Sometimes, when God tests us, he requires us to go all the way, to surrender something completely. At other times, when he sees we are willing to go all the way, he provides a temporal substitute. Pam’s friend’s son, EG: While in prison, Brandon was encouraged to join gangs. He refused. As a result, the gang sought out to kill him. A group was going to distract the guards and another group was going to kill him. Yet, Brandon didn’t go outside to the grounds that day. Instead, he remained in the dining hall.

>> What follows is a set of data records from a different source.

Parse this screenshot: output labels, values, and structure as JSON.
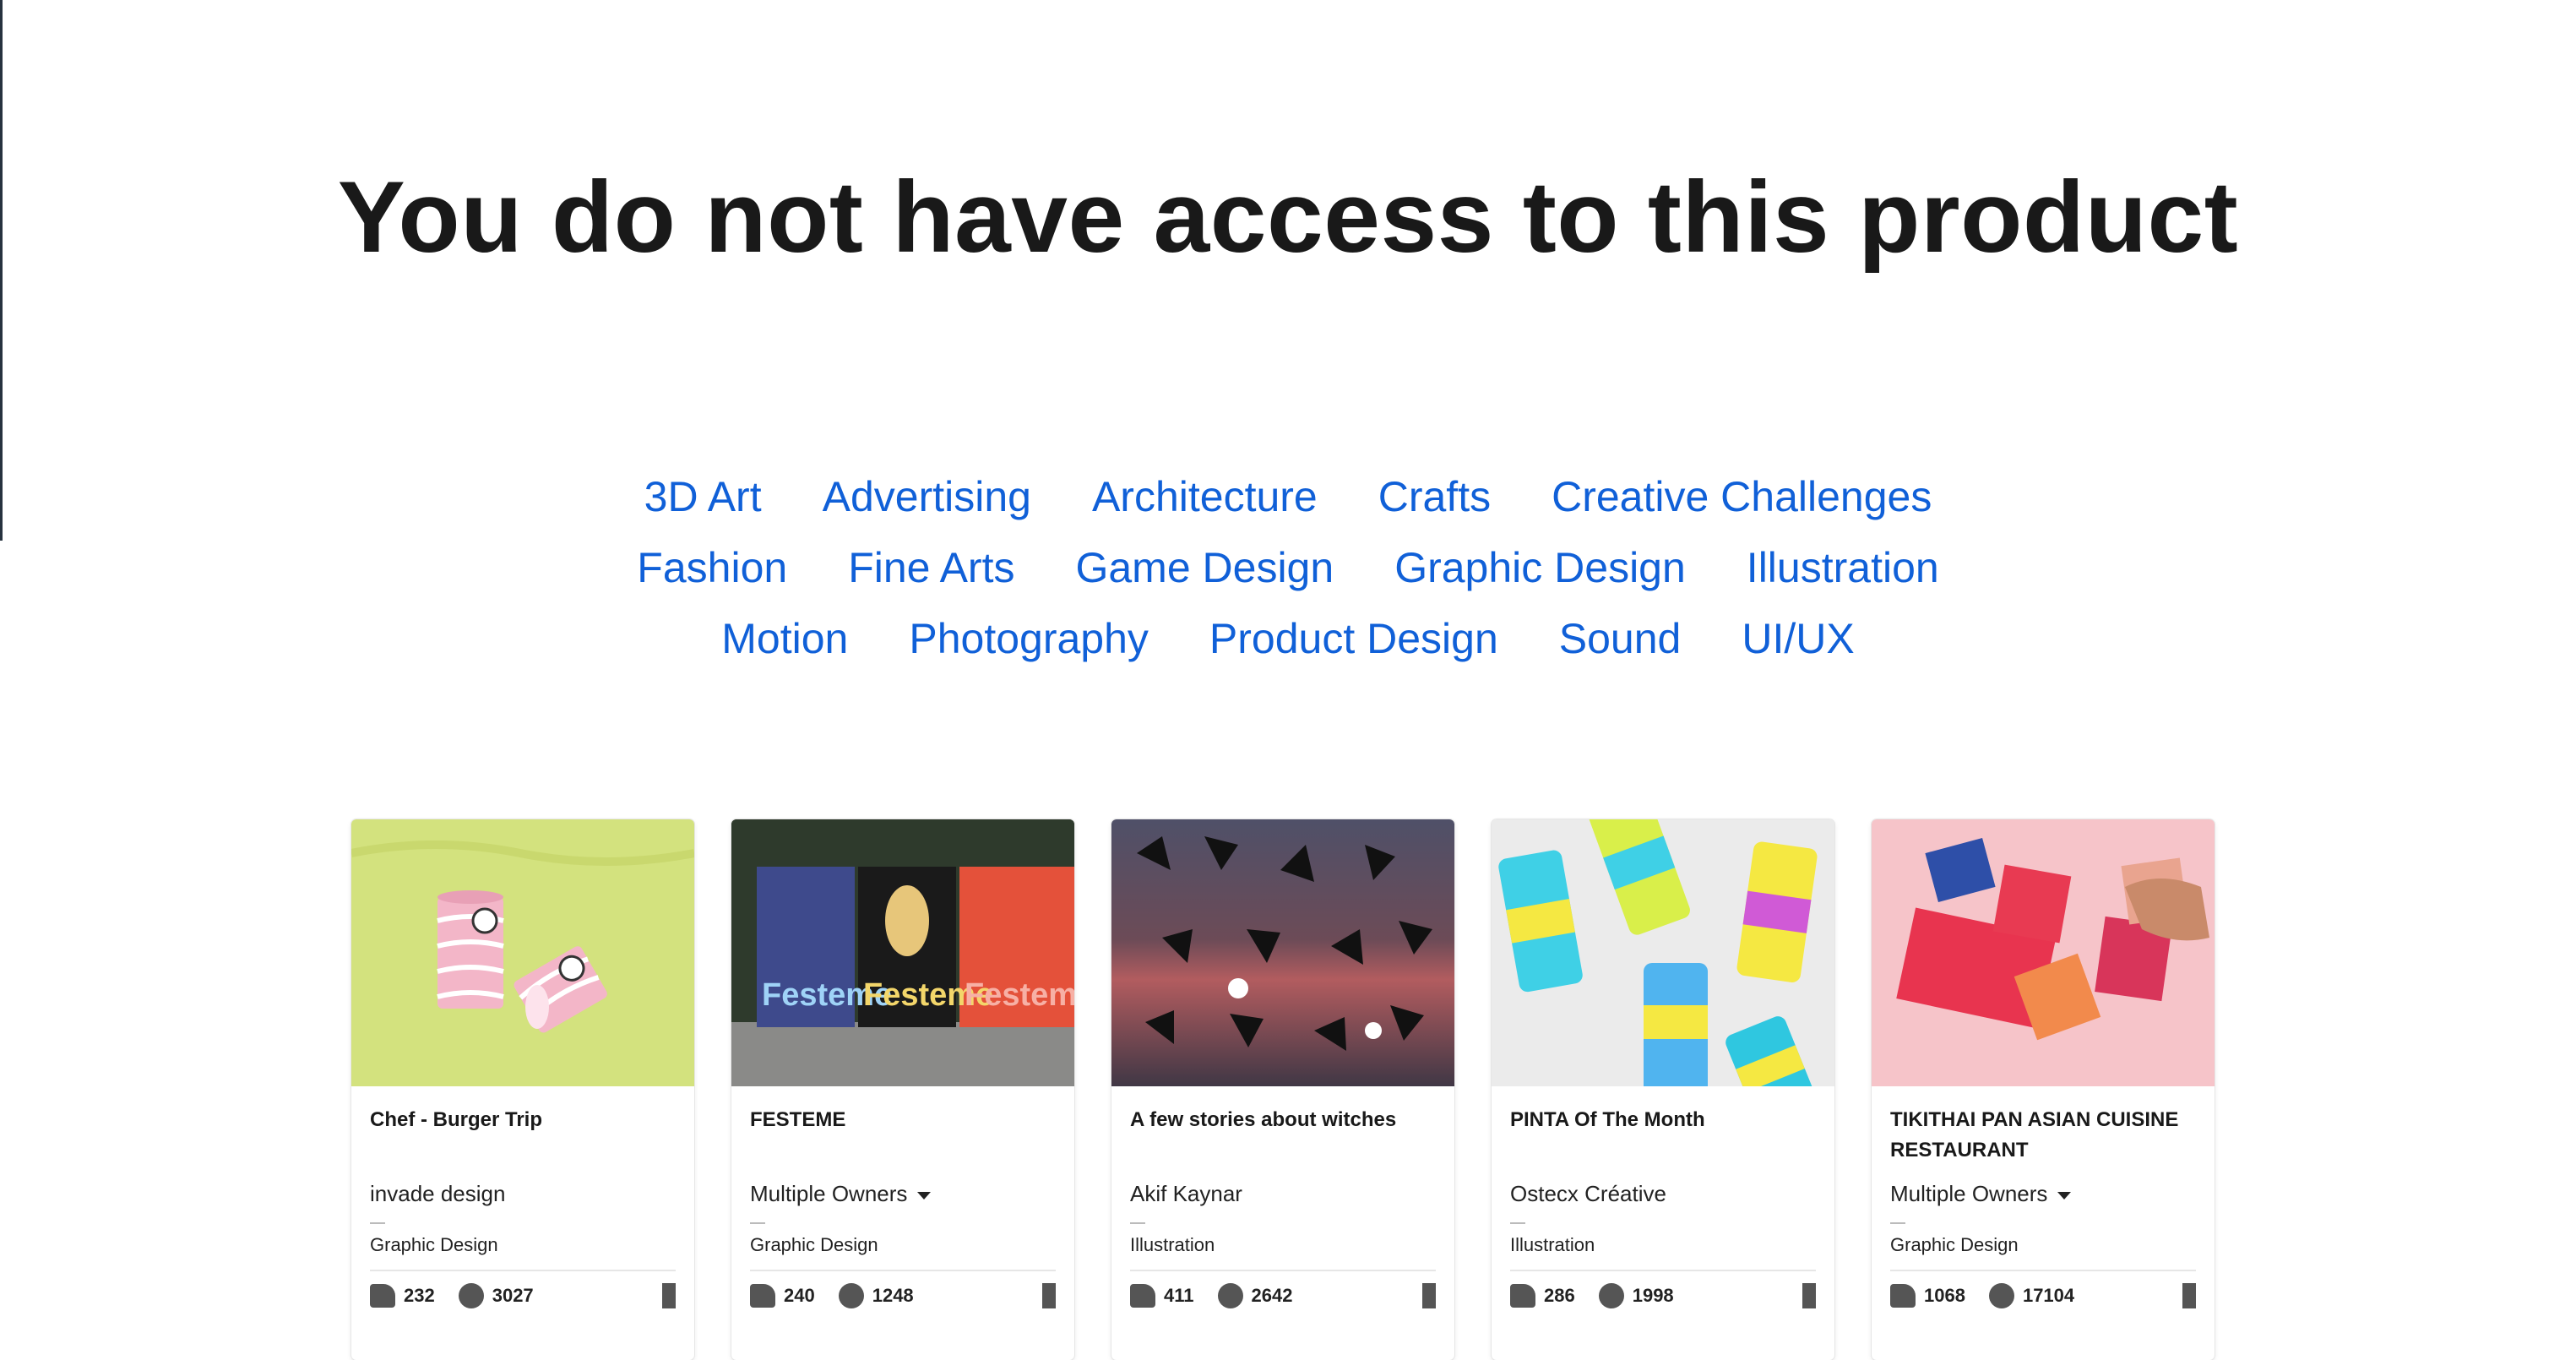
{
  "page": {
    "title": "You do not have access to this product"
  },
  "categories": [
    [
      "3D Art",
      "Advertising",
      "Architecture",
      "Crafts",
      "Creative Challenges"
    ],
    [
      "Fashion",
      "Fine Arts",
      "Game Design",
      "Graphic Design",
      "Illustration"
    ],
    [
      "Motion",
      "Photography",
      "Product Design",
      "Sound",
      "UI/UX"
    ]
  ],
  "cards": [
    {
      "title": "Chef - Burger Trip",
      "owner": "invade design",
      "owner_dropdown": false,
      "field": "Graphic Design",
      "likes": "232",
      "views": "3027"
    },
    {
      "title": "FESTEME",
      "owner": "Multiple Owners",
      "owner_dropdown": true,
      "field": "Graphic Design",
      "likes": "240",
      "views": "1248"
    },
    {
      "title": "A few stories about witches",
      "owner": "Akif Kaynar",
      "owner_dropdown": false,
      "field": "Illustration",
      "likes": "411",
      "views": "2642"
    },
    {
      "title": "PINTA Of The Month",
      "owner": "Ostecx Créative",
      "owner_dropdown": false,
      "field": "Illustration",
      "likes": "286",
      "views": "1998"
    },
    {
      "title": "TIKITHAI PAN ASIAN CUISINE RESTAURANT",
      "owner": "Multiple Owners",
      "owner_dropdown": true,
      "field": "Graphic Design",
      "likes": "1068",
      "views": "17104"
    }
  ],
  "thumb_text": {
    "festeme": "Festeme"
  }
}
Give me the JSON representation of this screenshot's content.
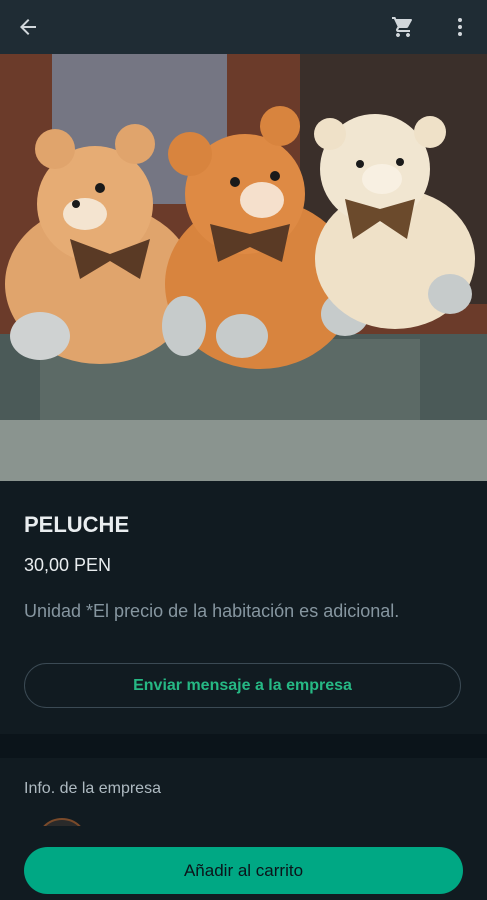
{
  "product": {
    "title": "PELUCHE",
    "price": "30,00 PEN",
    "description": "Unidad *El precio de la habitación es adicional."
  },
  "actions": {
    "message_label": "Enviar mensaje a la empresa",
    "add_to_cart_label": "Añadir al carrito"
  },
  "company": {
    "section_label": "Info. de la empresa"
  },
  "icons": {
    "back": "arrow-left-icon",
    "cart": "shopping-cart-icon",
    "more": "more-vertical-icon"
  },
  "colors": {
    "accent": "#00a884",
    "background": "#111b21",
    "topbar": "#1f2c34"
  }
}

A group came toward him and a young, Asian man sitting next to him, stood up and said, whatever you are going to do to him, do to me. God provided protection. The young man got a beating, but Brandon remained safe. God provided a substitute.
Finally, we can obey God’s commands because to his present provision he adds his future BLESSING.
Genesis 22:15-19 (ESV) ¶ And the angel of the LORD called to Abraham a second time from heaven 16 and said, “By myself I have sworn, declares the LORD, because you have done this and have not withheld your son, your only son, 17 I will surely bless you, and I will surely multiply your offspring as the stars of heaven and as the sand that is on the seashore. And your offspring shall possess the gate of his enemies, 18 and in your offspring shall all the nations of the earth be blessed, because you have obeyed my voice.” 19 So Abraham returned to his young men, and they arose and went together to Beersheba. And Abraham lived at Beersheba.
Because of Abraham’s obedience, the promises that were once conditional are now unconditional. The blessing includes many descendants and especially the one descendant, who is Jesus through whom all the nations will be blessed.
Like Isaac, Jesus is the beloved son. At his baptism and again at his transfiguration, the heavenly voice declared, “This is my beloved son.” Again in John 3:16 we read, “For God so loved the world, that he gave his only Son, that whoever believes in him should not perish but have eternal life.
Like Isaac, Jesus’ life was offered as a sacrifice on Mount Moriah. 2 Chronicles 3:1 tells us that “Solomon built the house of the LORD in Jerusalem on Mount Moriah, where the LORD had appeared to David his father, at the place that David had appointed, on the threshing floor of Ornan the Jebusite.” Jesus’ sacrificial death took place “outside the gate” of the temple on that same mountain.
Just as Isaac carried the wood for his own sacrifice, so Jesus carried his own cross to Golgotha…. John 19:17 …and he went out, bearing his own cross, to the place called The Place of a Skull, which in Aramaic is called Golgotha…
Just as Isaac willingly complied with his father’s will, so of Jesus it is said, he humbled himself by becoming obedient to the point of death, even death on a cross. (Phil 2.4)
Just as, twice, the phrase ”So they went both of them together,” indicates the intimate relationship Isaac and Abraham, we see the same intimate relationship between the divine Father and Son who says, I and the Father are one, (John 10.29) and the Son can do nothing of his own accord, but only what he sees the Father doing. For whatever the Father does, that the Son does likewise. (Joh 5:19).
And finally, Jesus is the substitutionary lamb who takes away the sin of the world. (Jn 1.29).
The purpose of God’s testing is to demonstrate God’s faithfulness to you, his ability to provide and to bless in spite of what you may lose in the process. You are enabled to surrender to him what is most precious to you, because he has already surrendered what was most precious to Him in his son Jesus, and in so doing has provided everything you need right now, and promised eternal blessings forever and ever. Amen.